As I was driving to Ramallah the other day and stopped at an intersection, a child came up to the car with a towel to try to clean my windshield. I said, “what is this?” He said, “Please, for God’s sake, one shekel. I want to eat!” Other children later started following us when we were walking, “Please, a shekel, a shekel.” I was offended and humiliated to watch Palestinian children turn into beggars. And then, I realized it was daytime, and these children should be in school, but they were just a few of the more than 725,000 public school students who have been out of school for two months now because there are no salaries to pay the teachers. As a Palestinian Bishop, this saddens and angers me.
These children have become the pawns of the politics between the Palestinians and the whole Western world and between the infighting of Hamas and Fatah. It is time that we all – Palestinians, Israelis and the international community – stopped making the children the victims of this political statemate.
We all know the best path for developing a modern, democratic society is education. We all know that education for children is a basic human right, as in the UN declaration for human rights. Children should be in school, opening their minds to the world’s best practices and learning to build their community. Now, as a result of the international boycott against the political leaders, our children are becoming beggars and our teen-agers are becoming more embittered by injustice and hypocrisy and driven into the arms of the extremists. This worries every one of us and should worry the international community.
I call on the international community to help us get our children back in school. If we work together, we can make this happen by the end of next week’s Muslim holiday feast of Eid al Fitr.
I call on Hamas and Fatah to stop the infighting and move forward to solutions that promote peace with justice. We cannot allow ourselves to be drawn into a civil war where everyone is the loser. The future of our children is at stake. We must act now.

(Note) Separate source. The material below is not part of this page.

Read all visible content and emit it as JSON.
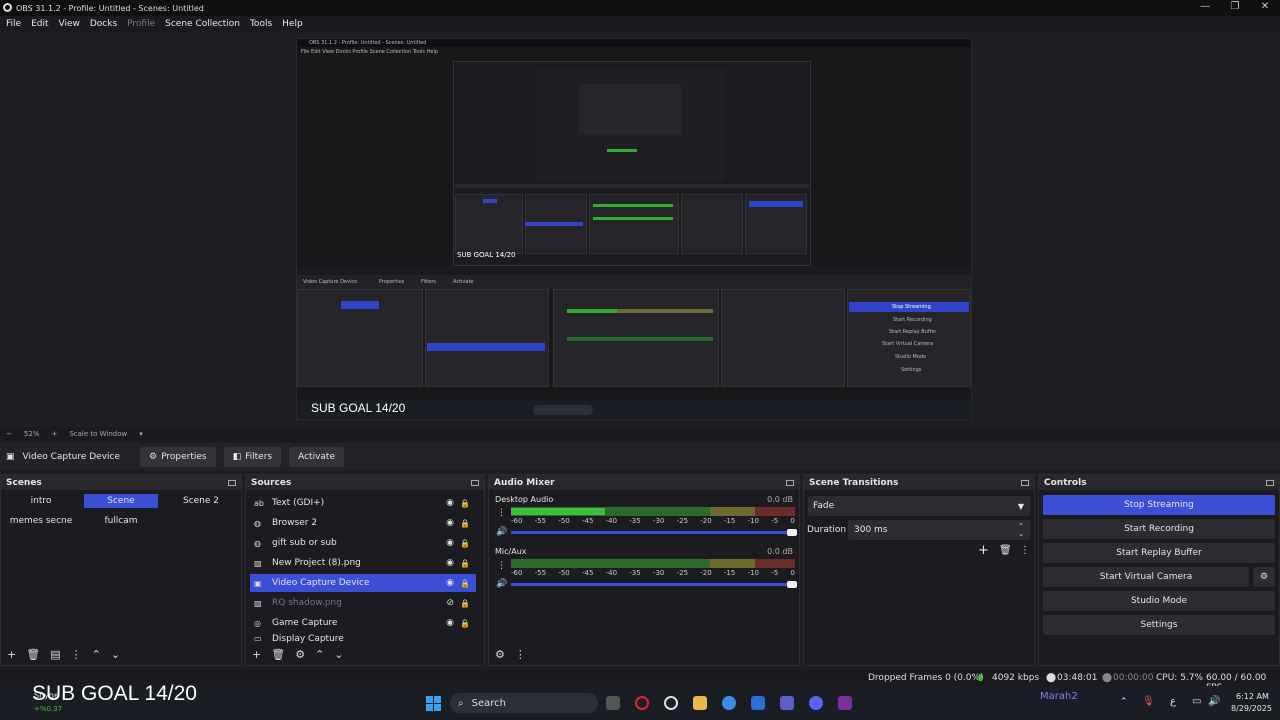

In the meantime, we in the Lutheran schools continue to be open and to serve as many students as we can, regardless of religion, gender, political or denominational affiliation. It is their natural human right.